Now, if you order something like a latte or cappuccino, the sizes will be different. At Starbucks, they serve an 8 ounce for a short, a 16 ounce for a grande, and a 20 ounce for a venti cup.
Regular coffee usually uses a 1:15 to 1:18 ratio. This means that there are 15 to 18 grams of water for every gram of coffee used. Typically, this allows for the best extraction possible in a regular pot of coffee.
Regular drip coffee is generally served in a mug or a regular coffee pot. The average cup size is about 8 ounces. You can also order coffee in the exact cup sizes as latte drinks if you visit a coffee shop.
Finding a good espresso machine means finding something that will probably cost you more than $100. A premium espresso machine that brews a perfect shot will start from $1200. There are cheaper versions available, but you can’t always trust them.

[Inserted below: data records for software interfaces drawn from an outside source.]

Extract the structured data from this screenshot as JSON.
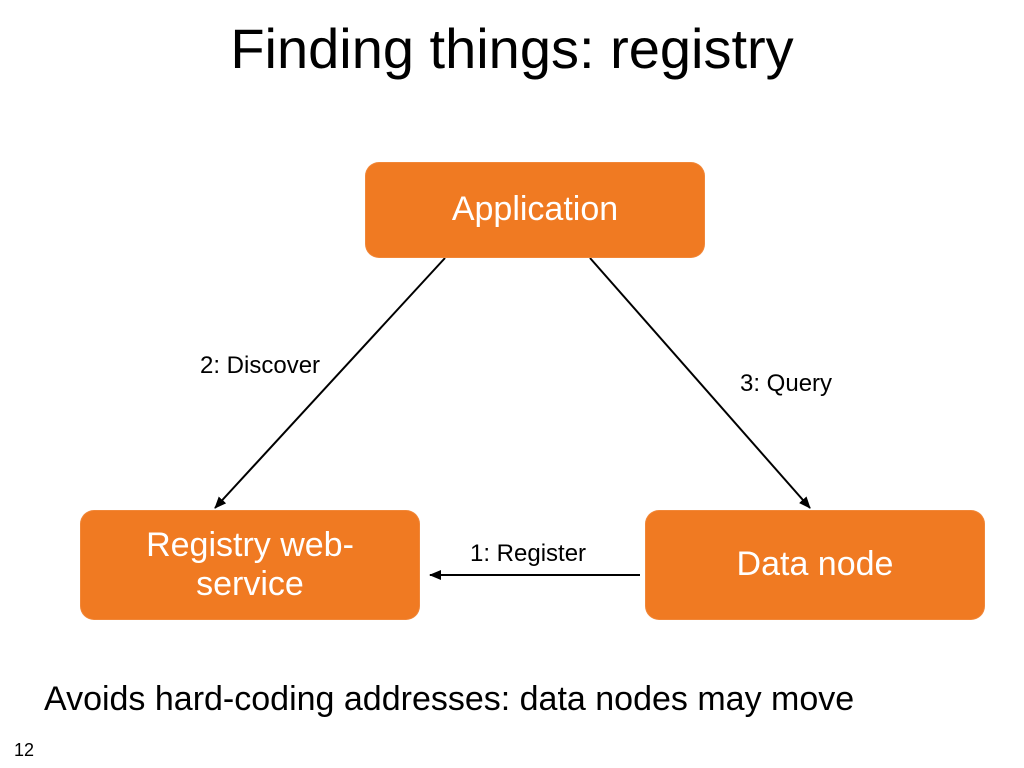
{
  "title": "Finding things: registry",
  "nodes": {
    "application": "Application",
    "registry": "Registry web-\nservice",
    "data": "Data node"
  },
  "edges": {
    "discover": "2: Discover",
    "query": "3: Query",
    "register": "1: Register"
  },
  "caption": "Avoids hard-coding addresses: data nodes may move",
  "page_number": "12",
  "colors": {
    "node_fill": "#f07a22",
    "node_text": "#ffffff",
    "arrow": "#000000"
  }
}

If you’re looking for a manual espresso machine to use in your house, you might be looking at something closer to $400 or $800.
You can find an excellent French press or pour-over drippers for about $25 at your local supermarket. Sometimes a nice one will run a little more, but that might mean something closer to $50. At the most, you could reasonably spend around $120 to $500 on a good drip coffee maker that makes excellent filter coffee and will last you a decade.
The caffeine content of espresso and regular coffee are incredibly different . This might be why people can chug four cups of coffee in a day but get the shakes after one shot of espresso.
For every ounce of espresso, there are 63 milligrams of caffeine. And in a regular cup of drip coffee, one ounce contains about 12 to 16 milligrams of caffeine. That means that the caffeine content in espresso is not just a little higher: it’s exponentially higher. 
Although espresso contains more caffeine concentration per ounce, coffee aficionados drink espresso in small cups. The total caffeine level depends on the cup size. For this reason, drinking no more than 3 shots of espresso (2 oz per shot) or 2 cups (8 oz per cup) of pour-over coffee is ideal for the safe daily caffeine intake (400mg per day).
So espresso is always coffee, but coffee is not always espresso. There are different types of coffee, and espresso just happens to be one. Whether you’re a fan of regular brew or you like a nice shot, it’s good to know what sets them apart and makes them so different.
 Is There More Caffeine in Espresso Than in Coffee? – https://www.consumerreports.org/health/coffee/is-there-more-caffeine-in-espresso-than-in-coffee-a4556213289/
 Study reveals which cup of coffee delivers the biggest caffeine kick – https://www.newcastle.edu.au/newsroom/featured/study-reveals-which-cup-of-coffee-delivers-the-biggest-caffeine-kick